----- Source information

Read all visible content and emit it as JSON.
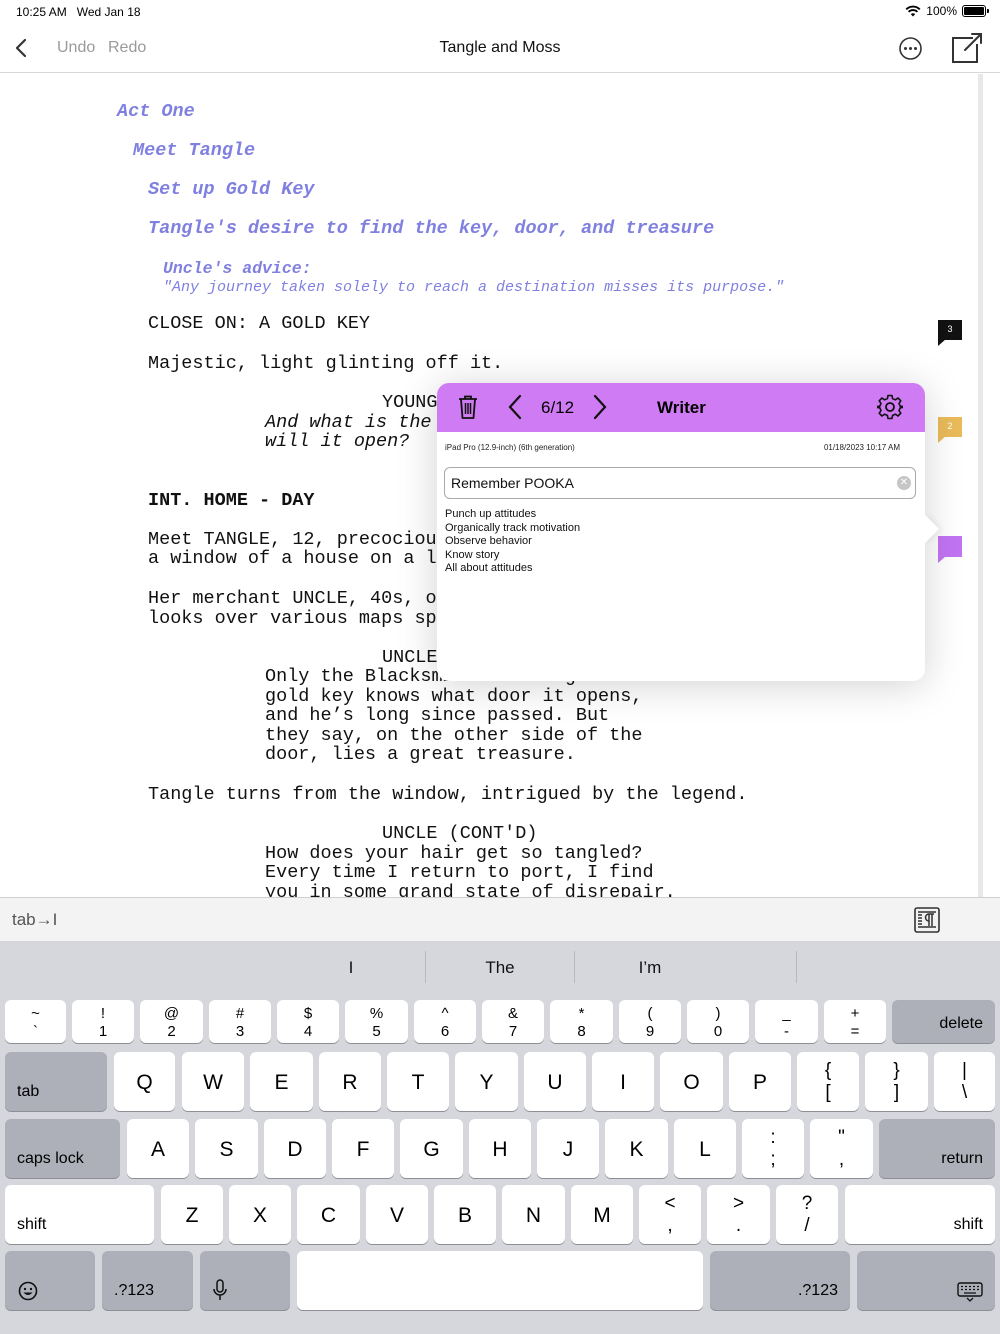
{
  "status_bar": {
    "time": "10:25 AM",
    "date": "Wed Jan 18",
    "battery": "100%",
    "battery_level": 1.0
  },
  "nav": {
    "undo": "Undo",
    "redo": "Redo",
    "title": "Tangle and Moss"
  },
  "script": {
    "outline": [
      "Act One",
      "Meet Tangle",
      "Set up Gold Key",
      "Tangle's desire to find the key, door, and treasure"
    ],
    "note_title": "Uncle's advice:",
    "note_quote": "\"Any journey taken solely to reach a destination misses its purpose.\"",
    "lines": {
      "action1": "CLOSE ON: A GOLD KEY",
      "action2": "Majestic, light glinting off it.",
      "char1": "YOUNG",
      "dial1a": "And what is the",
      "dial1b": "will it open?",
      "scene1": "INT. HOME - DAY",
      "action3a": "Meet TANGLE, 12, precociou",
      "action3b": "a window of a house on a l",
      "action4a": "Her merchant UNCLE, 40s, o",
      "action4b": "looks over various maps sp",
      "char2": "UNCLE",
      "dial2a": "Only the Blacksmith who forged the",
      "dial2b": "gold key knows what door it opens,",
      "dial2c": "and he’s long since passed. But",
      "dial2d": "they say, on the other side of the",
      "dial2e": "door, lies a great treasure.",
      "action5": "Tangle turns from the window, intrigued by the legend.",
      "char3": "UNCLE (CONT'D)",
      "dial3a": "How does your hair get so tangled?",
      "dial3b": "Every time I return to port, I find",
      "dial3c": "you in some grand state of disrepair."
    },
    "markers": [
      "3",
      "2",
      ""
    ],
    "marker_colors": [
      "#111111",
      "#e9bb5a",
      "#c274f2"
    ]
  },
  "note_popover": {
    "counter": "6/12",
    "writer": "Writer",
    "device": "iPad Pro (12.9-inch) (6th generation)",
    "date": "01/18/2023 10:17 AM",
    "title_value": "Remember POOKA",
    "notes": [
      "Punch up attitudes",
      "Organically track motivation",
      "Observe behavior",
      "Know story",
      "All about attitudes"
    ],
    "header_color": "#cf7bf3"
  },
  "toolbar": {
    "tab": "tab→I"
  },
  "keyboard": {
    "suggestions": [
      "I",
      "The",
      "I’m"
    ],
    "row1": [
      [
        "~",
        "`"
      ],
      [
        "!",
        "1"
      ],
      [
        "@",
        "2"
      ],
      [
        "#",
        "3"
      ],
      [
        "$",
        "4"
      ],
      [
        "%",
        "5"
      ],
      [
        "^",
        "6"
      ],
      [
        "&",
        "7"
      ],
      [
        "*",
        "8"
      ],
      [
        "(",
        "9"
      ],
      [
        ")",
        "0"
      ],
      [
        "_",
        "-"
      ],
      [
        "+",
        "="
      ]
    ],
    "delete": "delete",
    "tab": "tab",
    "row2": [
      "Q",
      "W",
      "E",
      "R",
      "T",
      "Y",
      "U",
      "I",
      "O",
      "P"
    ],
    "row2_sym": [
      [
        "{",
        "["
      ],
      [
        "}",
        "]"
      ],
      [
        "|",
        "\\"
      ]
    ],
    "caps": "caps lock",
    "row3": [
      "A",
      "S",
      "D",
      "F",
      "G",
      "H",
      "J",
      "K",
      "L"
    ],
    "row3_sym": [
      [
        ":",
        ";"
      ],
      [
        "\"",
        ","
      ]
    ],
    "return": "return",
    "shift": "shift",
    "row4": [
      "Z",
      "X",
      "C",
      "V",
      "B",
      "N",
      "M"
    ],
    "row4_sym": [
      [
        "<",
        ","
      ],
      [
        ">",
        "."
      ],
      [
        "?",
        "/"
      ]
    ],
    "num": ".?123"
  }
}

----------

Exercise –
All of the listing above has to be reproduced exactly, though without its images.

Problem solution –
Read all visible content and emit it as JSON.
{
  "status_bar": {
    "time": "10:25 AM",
    "date": "Wed Jan 18",
    "battery": "100%",
    "battery_level": 1.0
  },
  "nav": {
    "undo": "Undo",
    "redo": "Redo",
    "title": "Tangle and Moss"
  },
  "script": {
    "outline": [
      "Act One",
      "Meet Tangle",
      "Set up Gold Key",
      "Tangle's desire to find the key, door, and treasure"
    ],
    "note_title": "Uncle's advice:",
    "note_quote": "\"Any journey taken solely to reach a destination misses its purpose.\"",
    "lines": {
      "action1": "CLOSE ON: A GOLD KEY",
      "action2": "Majestic, light glinting off it.",
      "char1": "YOUNG",
      "dial1a": "And what is the",
      "dial1b": "will it open?",
      "scene1": "INT. HOME - DAY",
      "action3a": "Meet TANGLE, 12, precociou",
      "action3b": "a window of a house on a l",
      "action4a": "Her merchant UNCLE, 40s, o",
      "action4b": "looks over various maps sp",
      "char2": "UNCLE",
      "dial2a": "Only the Blacksmith who forged the",
      "dial2b": "gold key knows what door it opens,",
      "dial2c": "and he’s long since passed. But",
      "dial2d": "they say, on the other side of the",
      "dial2e": "door, lies a great treasure.",
      "action5": "Tangle turns from the window, intrigued by the legend.",
      "char3": "UNCLE (CONT'D)",
      "dial3a": "How does your hair get so tangled?",
      "dial3b": "Every time I return to port, I find",
      "dial3c": "you in some grand state of disrepair."
    },
    "markers": [
      "3",
      "2",
      ""
    ],
    "marker_colors": [
      "#111111",
      "#e9bb5a",
      "#c274f2"
    ]
  },
  "note_popover": {
    "counter": "6/12",
    "writer": "Writer",
    "device": "iPad Pro (12.9-inch) (6th generation)",
    "date": "01/18/2023 10:17 AM",
    "title_value": "Remember POOKA",
    "notes": [
      "Punch up attitudes",
      "Organically track motivation",
      "Observe behavior",
      "Know story",
      "All about attitudes"
    ],
    "header_color": "#cf7bf3"
  },
  "toolbar": {
    "tab": "tab→I"
  },
  "keyboard": {
    "suggestions": [
      "I",
      "The",
      "I’m"
    ],
    "row1": [
      [
        "~",
        "`"
      ],
      [
        "!",
        "1"
      ],
      [
        "@",
        "2"
      ],
      [
        "#",
        "3"
      ],
      [
        "$",
        "4"
      ],
      [
        "%",
        "5"
      ],
      [
        "^",
        "6"
      ],
      [
        "&",
        "7"
      ],
      [
        "*",
        "8"
      ],
      [
        "(",
        "9"
      ],
      [
        ")",
        "0"
      ],
      [
        "_",
        "-"
      ],
      [
        "+",
        "="
      ]
    ],
    "delete": "delete",
    "tab": "tab",
    "row2": [
      "Q",
      "W",
      "E",
      "R",
      "T",
      "Y",
      "U",
      "I",
      "O",
      "P"
    ],
    "row2_sym": [
      [
        "{",
        "["
      ],
      [
        "}",
        "]"
      ],
      [
        "|",
        "\\"
      ]
    ],
    "caps": "caps lock",
    "row3": [
      "A",
      "S",
      "D",
      "F",
      "G",
      "H",
      "J",
      "K",
      "L"
    ],
    "row3_sym": [
      [
        ":",
        ";"
      ],
      [
        "\"",
        ","
      ]
    ],
    "return": "return",
    "shift": "shift",
    "row4": [
      "Z",
      "X",
      "C",
      "V",
      "B",
      "N",
      "M"
    ],
    "row4_sym": [
      [
        "<",
        ","
      ],
      [
        ">",
        "."
      ],
      [
        "?",
        "/"
      ]
    ],
    "num": ".?123"
  }
}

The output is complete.